“ I have owned slaves — They were confiscated and sold; yet two of them ran away…and came here to me. I hired them – made a bargain with them for their labor, and thus recognized their freedom. And I find they do better than when they were slaves. Now if any of you are slave owners, I advise you to go and do likewise, while you have the chance.” Andrew Johnson, January 1864
What is August 8th?
What do we know about August 8th's beginnings?
“One day Mrs. Johnson called us all in and said we were free now. She said we were free to go, or we could stay if we wanted
David Patterson & Mrs. L Story
Andrew Johnson received a letter from Mrs. L Story in 18__, in which she wrote:
“In the fall of 1863, while enroute to Nashville, Judge Patterson brought seven negroes and several small children to my house to stay until he could get them transported to you at Nashville, they as he stated being your servants and going to you for that purpose. He promised upon arrival at Nashville to return pay for their keeping which he never did.” (Franklin House, Knoxville, Tennessee, Andrew Johnson, Governor of Tennessee to Mrs. L. Story) To board 4 women and 3 men with several children all negroes for 3 weeks.....DUE $139.65.”

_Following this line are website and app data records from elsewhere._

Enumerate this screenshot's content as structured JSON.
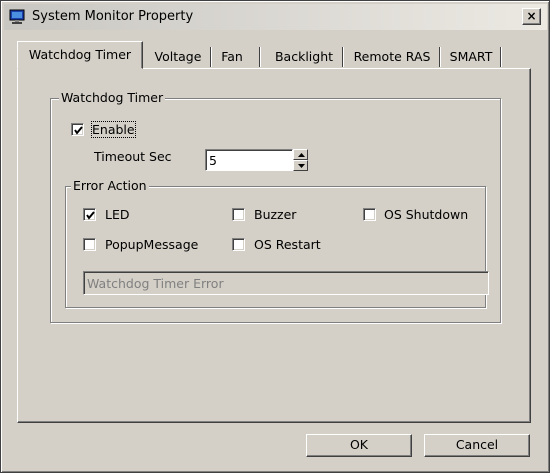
{
  "window": {
    "title": "System Monitor Property",
    "close_label": "×"
  },
  "tabs": [
    {
      "label": "Watchdog Timer",
      "active": true
    },
    {
      "label": "Voltage",
      "active": false
    },
    {
      "label": "Fan",
      "active": false
    },
    {
      "label": "Backlight",
      "active": false
    },
    {
      "label": "Remote RAS",
      "active": false
    },
    {
      "label": "SMART",
      "active": false
    }
  ],
  "watchdog": {
    "group_label": "Watchdog Timer",
    "enable_label": "Enable",
    "enable_checked": true,
    "timeout_label": "Timeout Sec",
    "timeout_value": "5"
  },
  "error_action": {
    "group_label": "Error Action",
    "led_label": "LED",
    "led_checked": true,
    "buzzer_label": "Buzzer",
    "buzzer_checked": false,
    "os_shutdown_label": "OS Shutdown",
    "os_shutdown_checked": false,
    "popup_label": "PopupMessage",
    "popup_checked": false,
    "os_restart_label": "OS Restart",
    "os_restart_checked": false,
    "message_value": "Watchdog Timer Error"
  },
  "buttons": {
    "ok_label": "OK",
    "cancel_label": "Cancel"
  },
  "colors": {
    "face": "#d4d0c8",
    "shadow": "#808080",
    "dark_shadow": "#404040",
    "highlight": "#ffffff",
    "icon_blue": "#1c3fae"
  }
}
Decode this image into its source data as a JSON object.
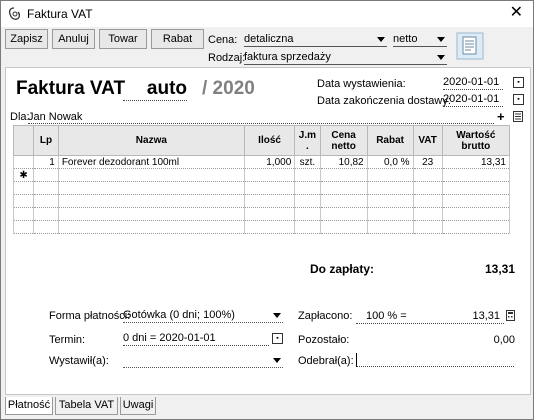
{
  "window": {
    "title": "Faktura VAT",
    "close_glyph": "✕"
  },
  "toolbar": {
    "save": "Zapisz",
    "cancel": "Anuluj",
    "product": "Towar",
    "discount": "Rabat"
  },
  "price": {
    "label": "Cena:",
    "value": "detaliczna",
    "net_gross": "netto"
  },
  "kind": {
    "label": "Rodzaj:",
    "value": "faktura sprzedaży"
  },
  "header": {
    "doc_type": "Faktura VAT",
    "number": "auto",
    "year": "/ 2020"
  },
  "dates": {
    "issue_label": "Data wystawienia:",
    "issue_value": "2020-01-01",
    "delivery_label": "Data zakończenia dostawy:",
    "delivery_value": "2020-01-01"
  },
  "customer": {
    "label": "Dla:",
    "name": "Jan Nowak",
    "add_glyph": "+"
  },
  "table": {
    "headers": {
      "lp": "Lp",
      "name": "Nazwa",
      "qty": "Ilość",
      "unit": "J.m .",
      "net_price": "Cena netto",
      "discount": "Rabat",
      "vat": "VAT",
      "gross": "Wartość brutto"
    },
    "rows": [
      {
        "lp": "1",
        "name": "Forever dezodorant 100ml",
        "qty": "1,000",
        "unit": "szt.",
        "net_price": "10,82",
        "discount": "0,0 %",
        "vat": "23",
        "gross": "13,31"
      }
    ],
    "new_row_marker": "✱"
  },
  "totals": {
    "label": "Do zapłaty:",
    "value": "13,31"
  },
  "payment": {
    "method_label": "Forma płatności:",
    "method_value": "Gotówka (0 dni; 100%)",
    "term_label": "Termin:",
    "term_value": "0 dni = 2020-01-01",
    "issuer_label": "Wystawił(a):",
    "issuer_value": "",
    "paid_label": "Zapłacono:",
    "paid_pct": "100 % =",
    "paid_amount": "13,31",
    "remaining_label": "Pozostało:",
    "remaining_value": "0,00",
    "receiver_label": "Odebrał(a):",
    "receiver_value": ""
  },
  "tabs": [
    "Płatność",
    "Tabela VAT",
    "Uwagi"
  ],
  "colors": {
    "accent": "#2b5fb3",
    "muted": "#808080",
    "background": "#f0f0f0"
  },
  "icons": {
    "app": "app-doc-icon",
    "doc": "document-icon",
    "calendar": "calendar-icon",
    "calc": "calculator-icon",
    "dropdown": "dropdown-arrow-icon",
    "customer_list": "list-icon"
  }
}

In October 1863 - the Patterson family was “given transportation to enable them to join Military Governor Johnson and other family members in Nashville.”
Sam JohnsonThe most definitive evidence comes in 1871, when Johnson's former slave, Sam Johnson, was the "Officer of the Day" at an August 8th event in Greeneville, TN. Their celebration of Emancipation included a parade, speeches, and a picnic. Andrew Johnson attended and spoke at the event. The event was recorded in the Knoxville Daily Chronicle.

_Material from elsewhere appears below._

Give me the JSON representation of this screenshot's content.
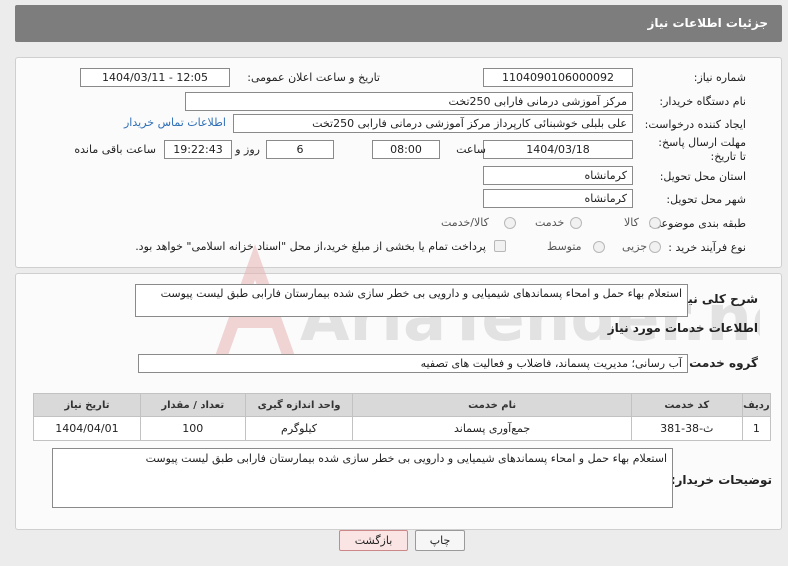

Sam's efforts at making this a standing regional event were recogized in the Knoxville Journal and Tribune, August 8th 1921:
"In most states January 1 is observed as Emancipation Day, but in Tennessee and a few other states, August 8 has been designated as the date for emancipation day exercises. This custom originated because negroes owned by Andrew Johnson, at Greeneville, were set free on August 8, and Sam Johnson, one of the former slaves of Andrew Johnson, worked for a long time and was successful in having August 8 set aside for Emancipation Day observed in this section."
Sam Johnson's Legacy
Although originally a regional celebration, before long August 8th events were taking place in Alabama, Kentucky, Arkansas, and Mississippi. Train excursions brought people from Ohio and North & South Carolina. Steamboats carried people from Nashville to a celebration in Clarksville, TN. Knoxville became a major hub as several of the Johnson slave descendants settled in the city.
National figures participated in and supported August 8th celebrations. Louis Armstrong performed at an event in Knoxville in 1937, and Tiny Bradshaw's Band played in 1939. The “International Sweethearts of Rhythm,” a racially integrated women’s band, played at the 1941 August 8th celebration in Knoxville. They were composed of Chinese, Indian, Mexican, and African-American women, and they toured both nationally and internationally.
August 8th continues as a day of celebration, thanks to the work of dedicated community members and groups.
Last updated: July 24, 2020